The problem
What you give back should be only the lines from the one holding "Output a JSON" through the final line of the records, each reproduced exactly.

Recorded data
---+---

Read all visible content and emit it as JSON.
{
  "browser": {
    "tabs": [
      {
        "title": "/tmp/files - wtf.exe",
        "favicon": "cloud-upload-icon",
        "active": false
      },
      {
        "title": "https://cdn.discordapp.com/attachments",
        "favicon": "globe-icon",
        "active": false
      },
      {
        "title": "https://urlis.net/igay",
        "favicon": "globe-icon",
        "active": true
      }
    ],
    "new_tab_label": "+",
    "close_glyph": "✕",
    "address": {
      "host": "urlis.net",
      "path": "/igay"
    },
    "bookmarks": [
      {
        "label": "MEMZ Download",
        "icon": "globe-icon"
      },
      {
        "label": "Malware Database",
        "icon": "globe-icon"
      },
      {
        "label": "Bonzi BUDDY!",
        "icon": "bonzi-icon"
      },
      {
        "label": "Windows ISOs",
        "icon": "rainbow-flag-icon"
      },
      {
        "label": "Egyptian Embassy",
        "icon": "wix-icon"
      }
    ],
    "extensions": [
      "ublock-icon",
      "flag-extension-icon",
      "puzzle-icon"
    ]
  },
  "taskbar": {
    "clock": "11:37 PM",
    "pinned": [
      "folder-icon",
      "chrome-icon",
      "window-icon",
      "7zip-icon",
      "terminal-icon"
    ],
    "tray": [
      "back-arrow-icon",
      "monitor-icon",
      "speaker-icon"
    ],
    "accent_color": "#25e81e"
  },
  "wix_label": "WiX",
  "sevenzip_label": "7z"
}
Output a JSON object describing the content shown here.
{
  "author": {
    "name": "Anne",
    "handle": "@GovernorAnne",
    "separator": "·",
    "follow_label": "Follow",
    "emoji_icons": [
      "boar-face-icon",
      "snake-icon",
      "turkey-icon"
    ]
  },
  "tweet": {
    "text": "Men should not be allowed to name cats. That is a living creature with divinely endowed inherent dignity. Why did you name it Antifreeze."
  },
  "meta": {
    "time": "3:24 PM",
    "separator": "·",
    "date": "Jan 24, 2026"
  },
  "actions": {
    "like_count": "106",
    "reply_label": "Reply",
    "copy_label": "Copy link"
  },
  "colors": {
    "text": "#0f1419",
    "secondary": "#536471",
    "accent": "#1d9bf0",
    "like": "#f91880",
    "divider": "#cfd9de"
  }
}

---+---

Task response
Output a JSON object describing the content shown here.
{
  "author": {
    "name": "Anne",
    "handle": "@GovernorAnne",
    "separator": "·",
    "follow_label": "Follow",
    "emoji_icons": [
      "boar-face-icon",
      "snake-icon",
      "turkey-icon"
    ]
  },
  "tweet": {
    "text": "Men should not be allowed to name cats. That is a living creature with divinely endowed inherent dignity. Why did you name it Antifreeze."
  },
  "meta": {
    "time": "3:24 PM",
    "separator": "·",
    "date": "Jan 24, 2026"
  },
  "actions": {
    "like_count": "106",
    "reply_label": "Reply",
    "copy_label": "Copy link"
  },
  "colors": {
    "text": "#0f1419",
    "secondary": "#536471",
    "accent": "#1d9bf0",
    "like": "#f91880",
    "divider": "#cfd9de"
  }
}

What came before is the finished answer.